Accounting for apprenticeship durations
NAS confirm that 12 month minimum duration will apply to each level of the apprenticeship
Apprenticeship providers should not be able to deliver multiple levels of a framework in less than 12 months, according to the National Apprenticeship Service (NAS).
The NAS say they are working with training providers such as Aspire Achieve Advance Ltd, which runs a programme qualifying learners at three different levels in 14 months, to ensure their delivery is compliant.
A NAS spokesperson said: “An apprenticeship framework is made up of different qualifications and will reflect what the Issuing Authority recognises as appropriate for an apprenticeship in that particular sector – however different levels would usually constitute different apprenticeship programmes.
“The framework document for accountancy gives an expectation that the Level 2 would take 12 months and the Level 3 and Level 4 would each take between 12 and 18 months.
“Where necessary we are working with providers to change their delivery models to be fully compliant.”
The Accounting Academy Partnership (AAP) is one of four divisions run by Aspire Achieve Advance Ltd, a provider with subcontracts totalling £9.7 million part owned by Di McEvoy-Robinson, former principal of West Nottinghamshire College.
The first apprentices enrolled by AAP, described by McEvoy-Robinson as “bright young things”, started in March last year and are expected to complete in May.

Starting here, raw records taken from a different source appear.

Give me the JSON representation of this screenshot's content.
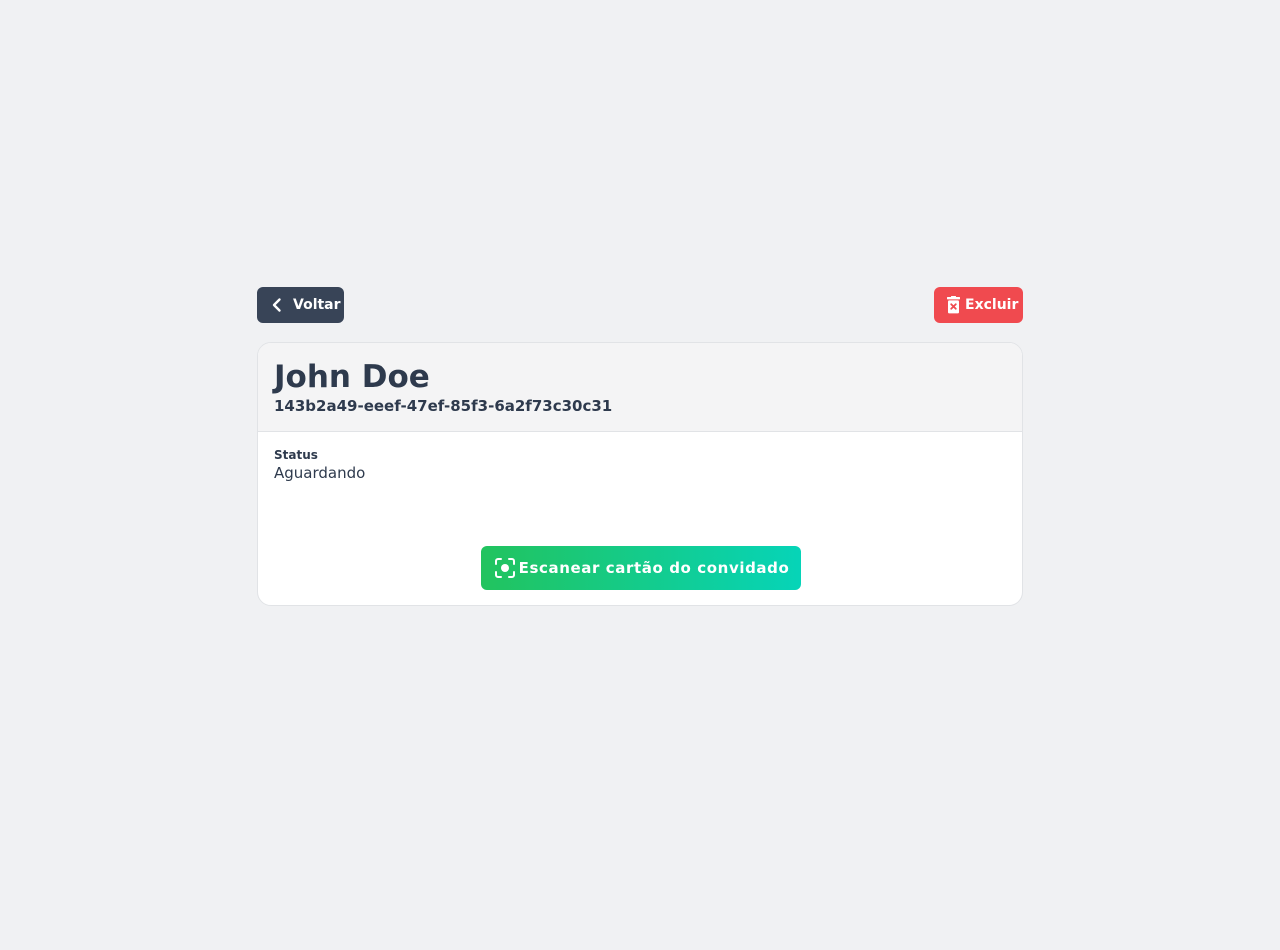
{
  "toolbar": {
    "back_label": "Voltar",
    "delete_label": "Excluir"
  },
  "guest": {
    "name": "John Doe",
    "id": "143b2a49-eeef-47ef-85f3-6a2f73c30c31",
    "status_label": "Status",
    "status_value": "Aguardando"
  },
  "actions": {
    "scan_label": "Escanear cartão do convidado"
  },
  "icons": {
    "back": "chevron-left-icon",
    "delete": "trash-x-icon",
    "scan": "scan-focus-icon"
  },
  "colors": {
    "back_button": "#384457",
    "delete_button": "#f04a4f",
    "scan_gradient_start": "#22c35e",
    "scan_gradient_end": "#06d4b8",
    "text": "#2e3a4d",
    "background": "#f0f1f3"
  }
}
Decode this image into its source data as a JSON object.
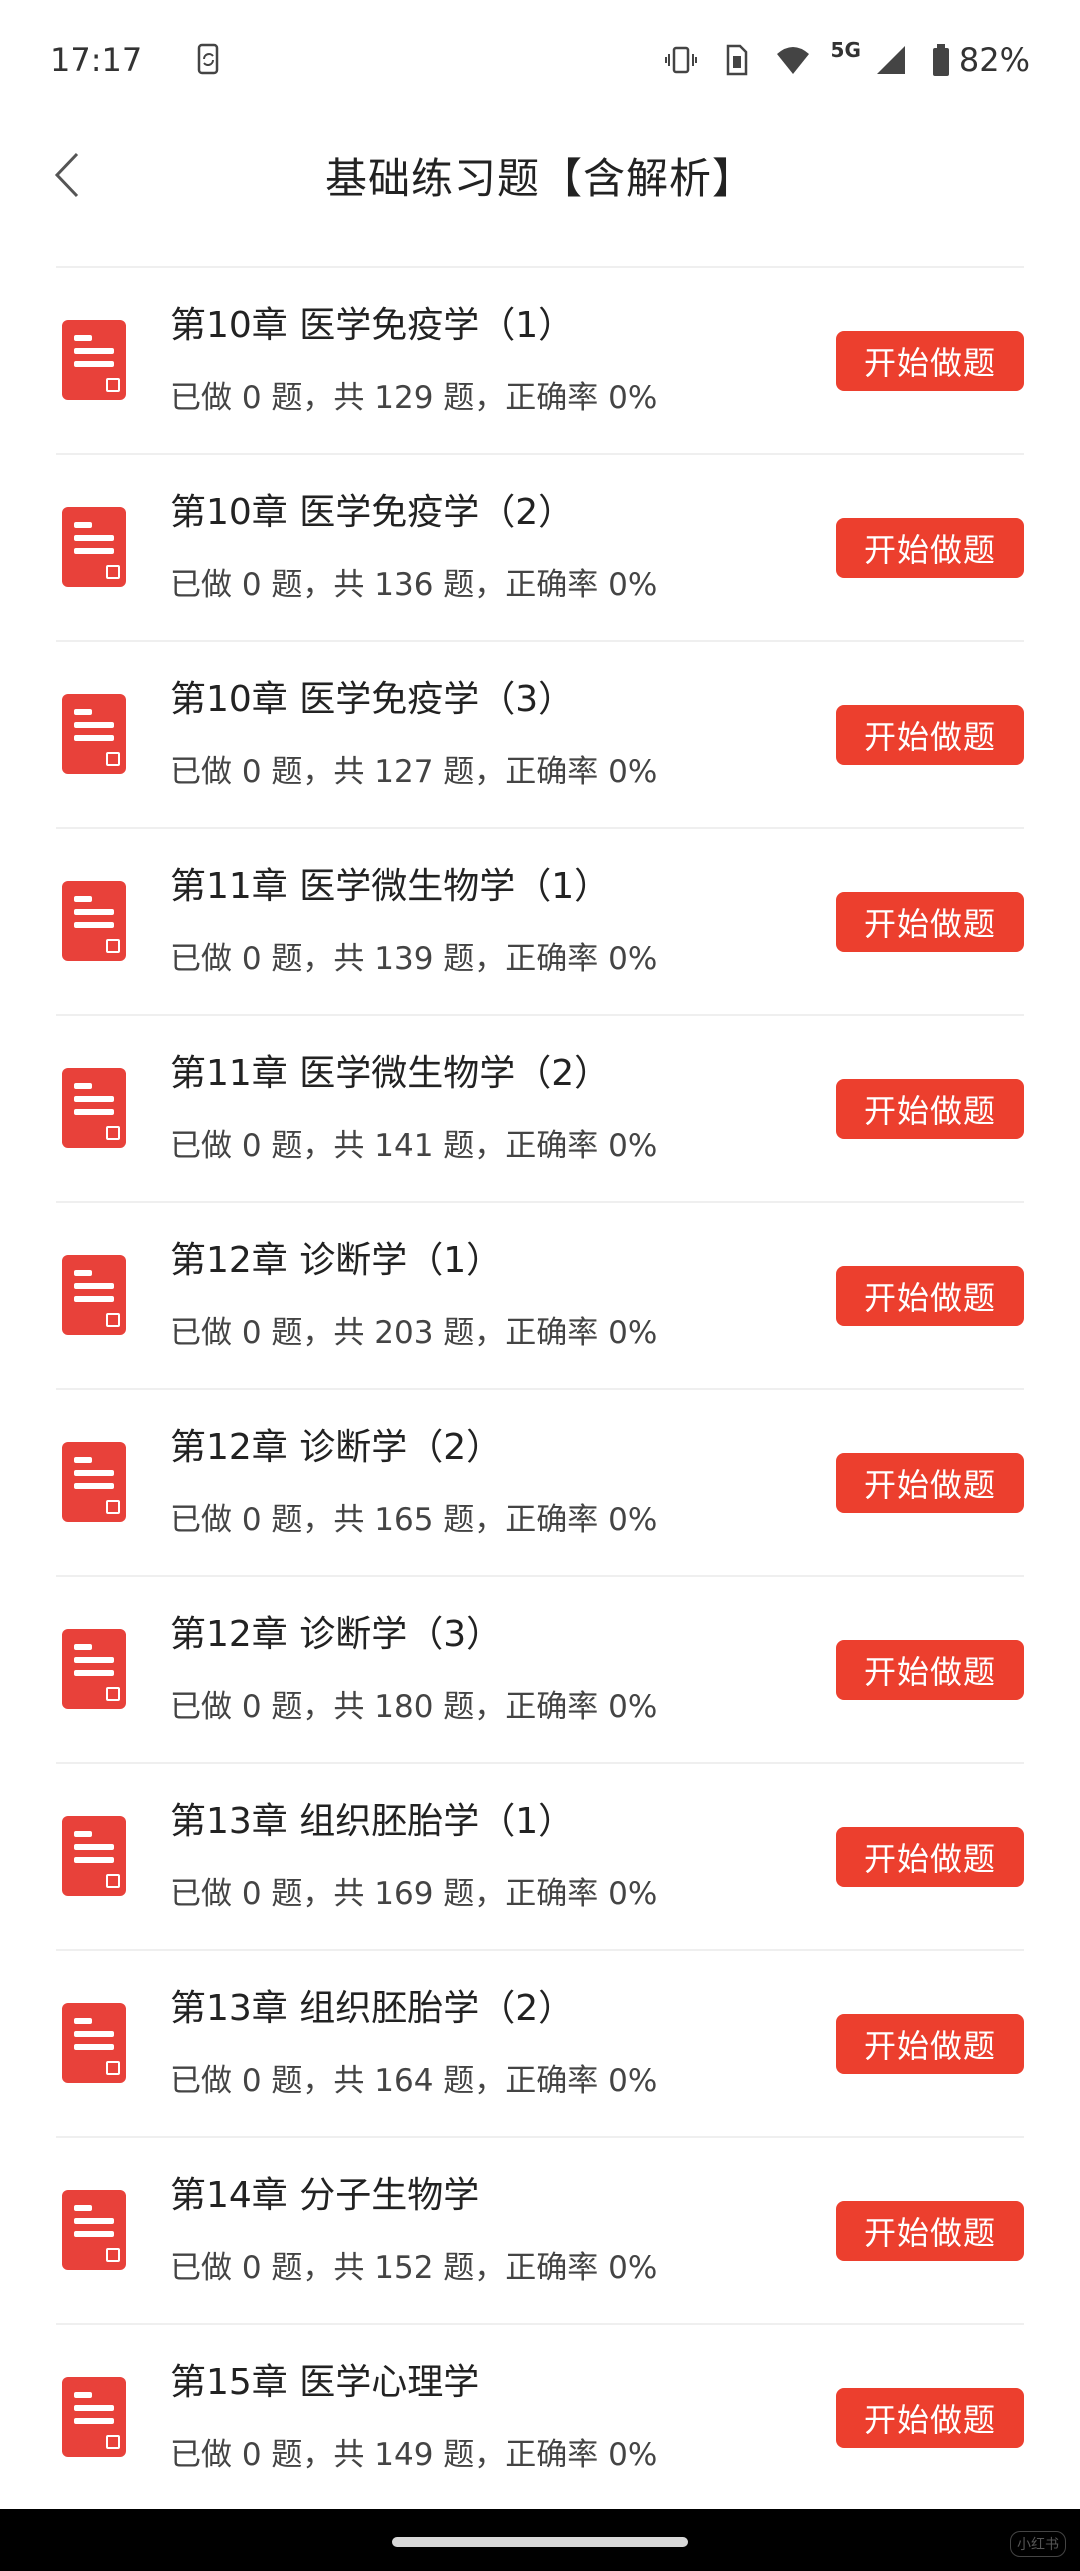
{
  "status_bar": {
    "time": "17:17",
    "network": "5G",
    "battery": "82%",
    "icons": [
      "phone-sync-icon",
      "vibrate-icon",
      "sim-icon",
      "wifi-icon",
      "signal-icon",
      "battery-icon"
    ]
  },
  "header": {
    "title": "基础练习题【含解析】",
    "back_icon": "chevron-left-icon"
  },
  "button_label": "开始做题",
  "items": [
    {
      "title": "第10章 医学免疫学（1）",
      "stats": "已做 0 题，共 129 题，正确率 0%"
    },
    {
      "title": "第10章 医学免疫学（2）",
      "stats": "已做 0 题，共 136 题，正确率 0%"
    },
    {
      "title": "第10章 医学免疫学（3）",
      "stats": "已做 0 题，共 127 题，正确率 0%"
    },
    {
      "title": "第11章 医学微生物学（1）",
      "stats": "已做 0 题，共 139 题，正确率 0%"
    },
    {
      "title": "第11章 医学微生物学（2）",
      "stats": "已做 0 题，共 141 题，正确率 0%"
    },
    {
      "title": "第12章 诊断学（1）",
      "stats": "已做 0 题，共 203 题，正确率 0%"
    },
    {
      "title": "第12章 诊断学（2）",
      "stats": "已做 0 题，共 165 题，正确率 0%"
    },
    {
      "title": "第12章 诊断学（3）",
      "stats": "已做 0 题，共 180 题，正确率 0%"
    },
    {
      "title": "第13章 组织胚胎学（1）",
      "stats": "已做 0 题，共 169 题，正确率 0%"
    },
    {
      "title": "第13章 组织胚胎学（2）",
      "stats": "已做 0 题，共 164 题，正确率 0%"
    },
    {
      "title": "第14章 分子生物学",
      "stats": "已做 0 题，共 152 题，正确率 0%"
    },
    {
      "title": "第15章 医学心理学",
      "stats": "已做 0 题，共 149 题，正确率 0%"
    }
  ],
  "colors": {
    "accent": "#ec3f2e",
    "icon": "#e8413a",
    "divider": "#efefef"
  },
  "nav_bar": {
    "watermark": "小红书"
  }
}
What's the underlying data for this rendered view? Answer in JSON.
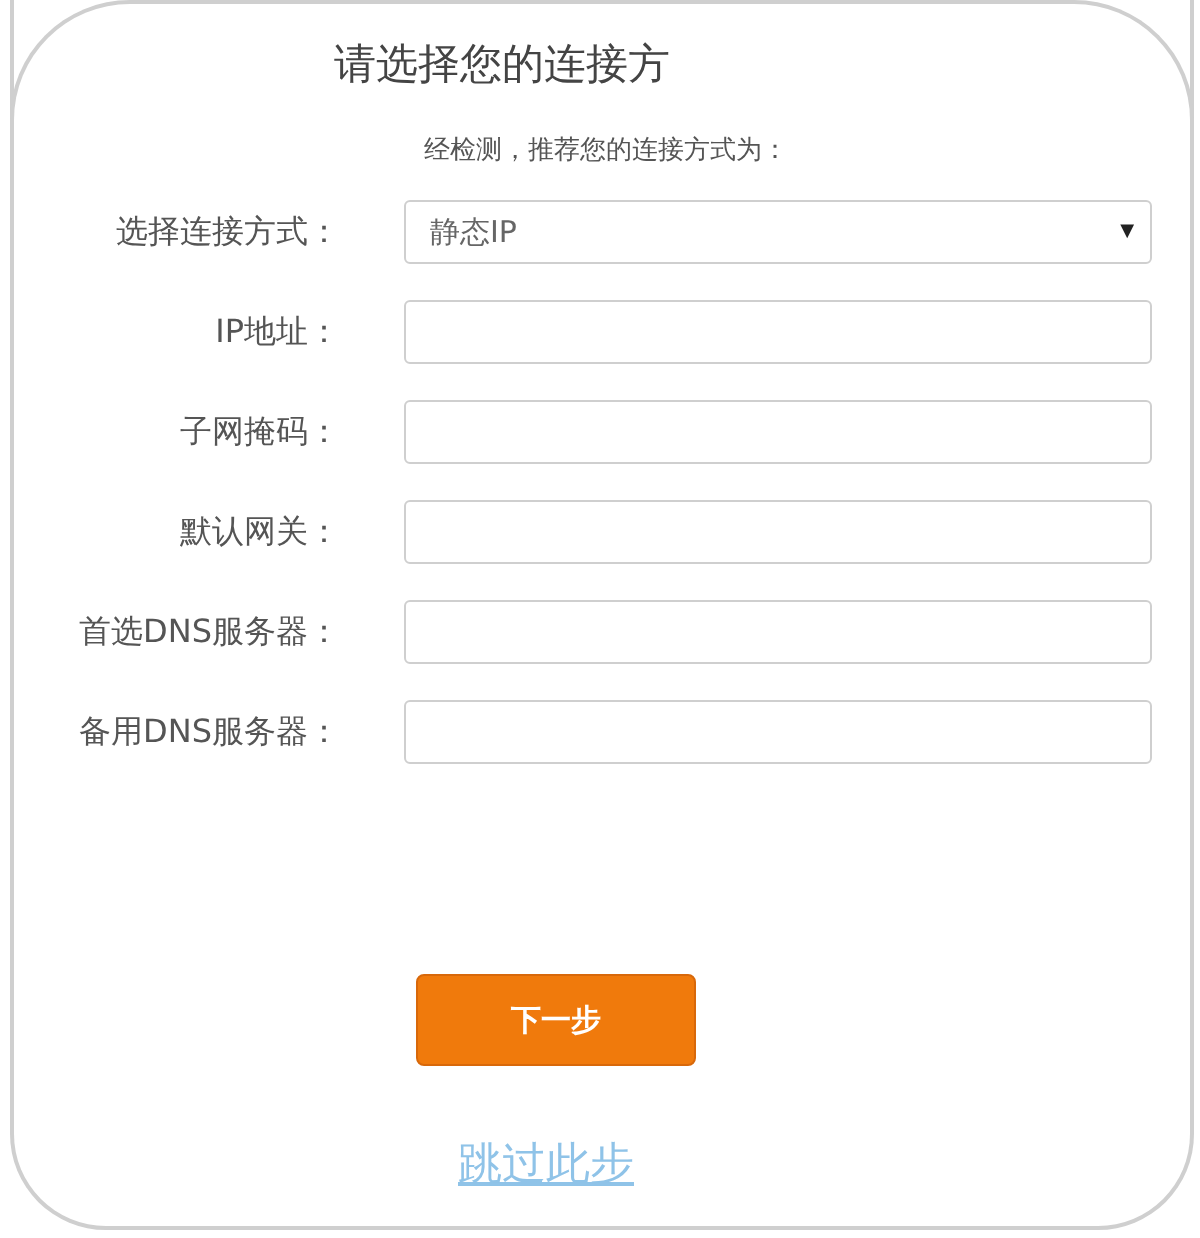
{
  "title": "请选择您的连接方",
  "subtitle": "经检测，推荐您的连接方式为：",
  "fields": [
    {
      "kind": "select",
      "label": "选择连接方式：",
      "value": "静态IP",
      "arrow": "▼"
    },
    {
      "kind": "input",
      "label": "IP地址："
    },
    {
      "kind": "input",
      "label": "子网掩码："
    },
    {
      "kind": "input",
      "label": "默认网关："
    },
    {
      "kind": "input",
      "label": "首选DNS服务器："
    },
    {
      "kind": "input",
      "label": "备用DNS服务器："
    }
  ],
  "next_button": "下一步",
  "skip_link": "跳过此步"
}
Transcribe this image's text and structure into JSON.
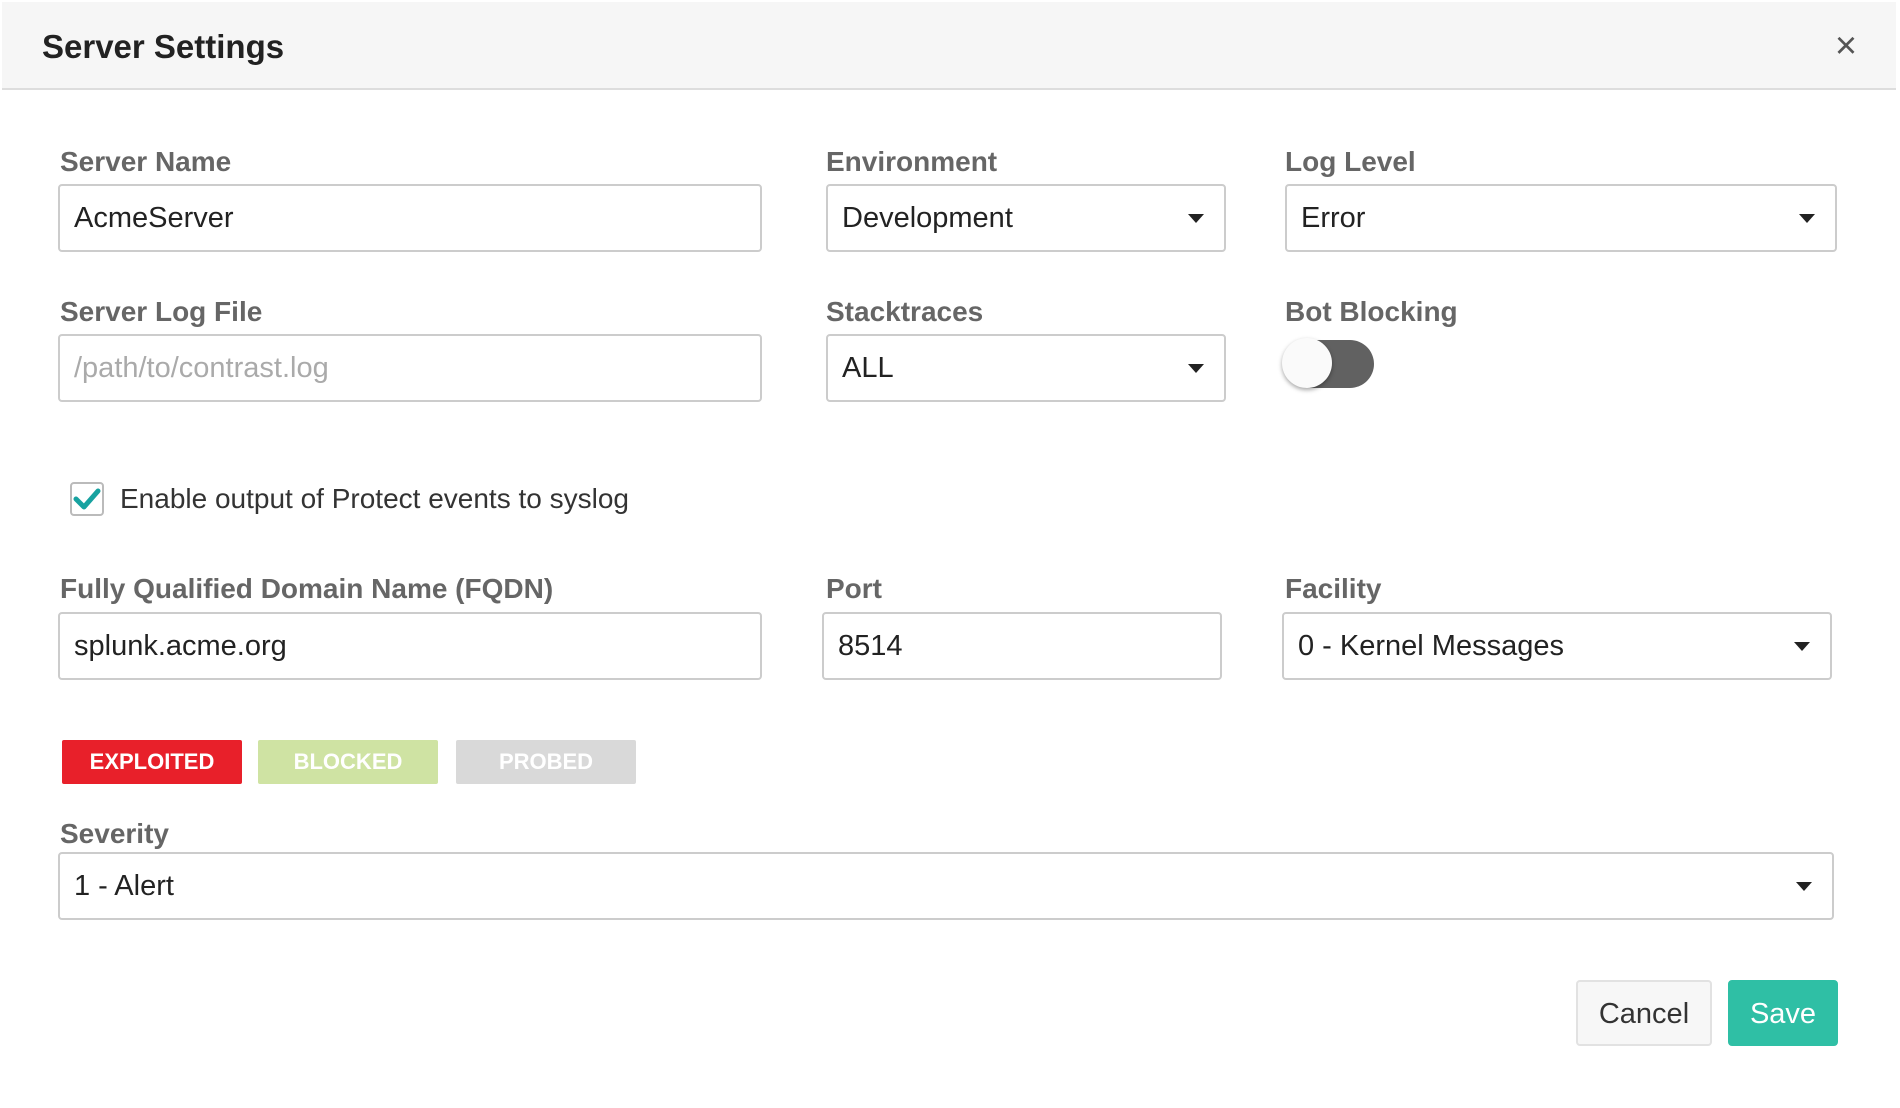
{
  "dialog": {
    "title": "Server Settings",
    "close_label": "×"
  },
  "server_name": {
    "label": "Server Name",
    "value": "AcmeServer"
  },
  "environment": {
    "label": "Environment",
    "value": "Development"
  },
  "log_level": {
    "label": "Log Level",
    "value": "Error"
  },
  "server_log_file": {
    "label": "Server Log File",
    "placeholder": "/path/to/contrast.log",
    "value": ""
  },
  "stacktraces": {
    "label": "Stacktraces",
    "value": "ALL"
  },
  "bot_blocking": {
    "label": "Bot Blocking",
    "enabled": false
  },
  "syslog": {
    "label": "Enable output of Protect events to syslog",
    "checked": true
  },
  "fqdn": {
    "label": "Fully Qualified Domain Name (FQDN)",
    "value": "splunk.acme.org"
  },
  "port": {
    "label": "Port",
    "value": "8514"
  },
  "facility": {
    "label": "Facility",
    "value": "0 - Kernel Messages"
  },
  "tags": [
    {
      "label": "EXPLOITED",
      "color": "#e8202a",
      "active": true
    },
    {
      "label": "BLOCKED",
      "color": "#cfe3a3",
      "active": false
    },
    {
      "label": "PROBED",
      "color": "#d9d9d9",
      "active": false
    }
  ],
  "severity": {
    "label": "Severity",
    "value": "1 - Alert"
  },
  "buttons": {
    "cancel": "Cancel",
    "save": "Save"
  },
  "colors": {
    "accent": "#2fbfa5",
    "checkmark": "#17a2a0",
    "toggle_track": "#616161"
  }
}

McEvoy-Robinson says the achievement rates, which are above the national average at 95 per cent for Level 2 and 90 per cent for Level 3, justify the duration of the programme.
“They’re all very well educated in terms of their GCSEs, in the main – they have to have at least five at A to C to get on the programme,” McEvoy-Robinson said.
“So yes, my answer is it’s definitely appropriate to do all three levels in 14 months.”
AAT, the awarding body for the accounting technician qualification delivered by AAP, says although the delivery model isn’t suitable for every provider, there is still “much to recommend about it”.
“AAT does not prescribe how long each level should take beyond the published guided learning hours,” an AAT spokesperson said.
“We are assured that in the 14 month model guided learning hour requirements are more than met because of the balance of time apprentices spend in college.”
Apprentices recruited by the AAP spend three days a week learning in an FE college before working with the employer for two days.
McEvoy-Robinson says the employer pays the apprentice for between 30 and 37 hours each week, although in reality they only work for two days.
Despite this, the NAS website states: “Employment must be for at least 30 hours per week, except in the minority of circumstances where the learner cannot complete the full 30 hours.
“In these cases employment must be for more than 16 hours per week.”
AAT says the balance between learning and working on the job is “justified” by AAP.
An AAT spokesperson said: “Accountancy is unusual as an apprenticeship framework in that the skills and underpinning knowledge components are linked within the qualification. One consequence is that all underpinning skills/knowledge assessments are college-based.
“AAT therefore considers that the balance in the 14 month model is justified.”
A spokesperson from Financial Skills Partnership , the Sector Skills Council for finance, accountancy and financial services, told FE Week: “we are unable to discuss this at this stage as it [AAP] is currently under review by NAS and the Skills Funding Agency.”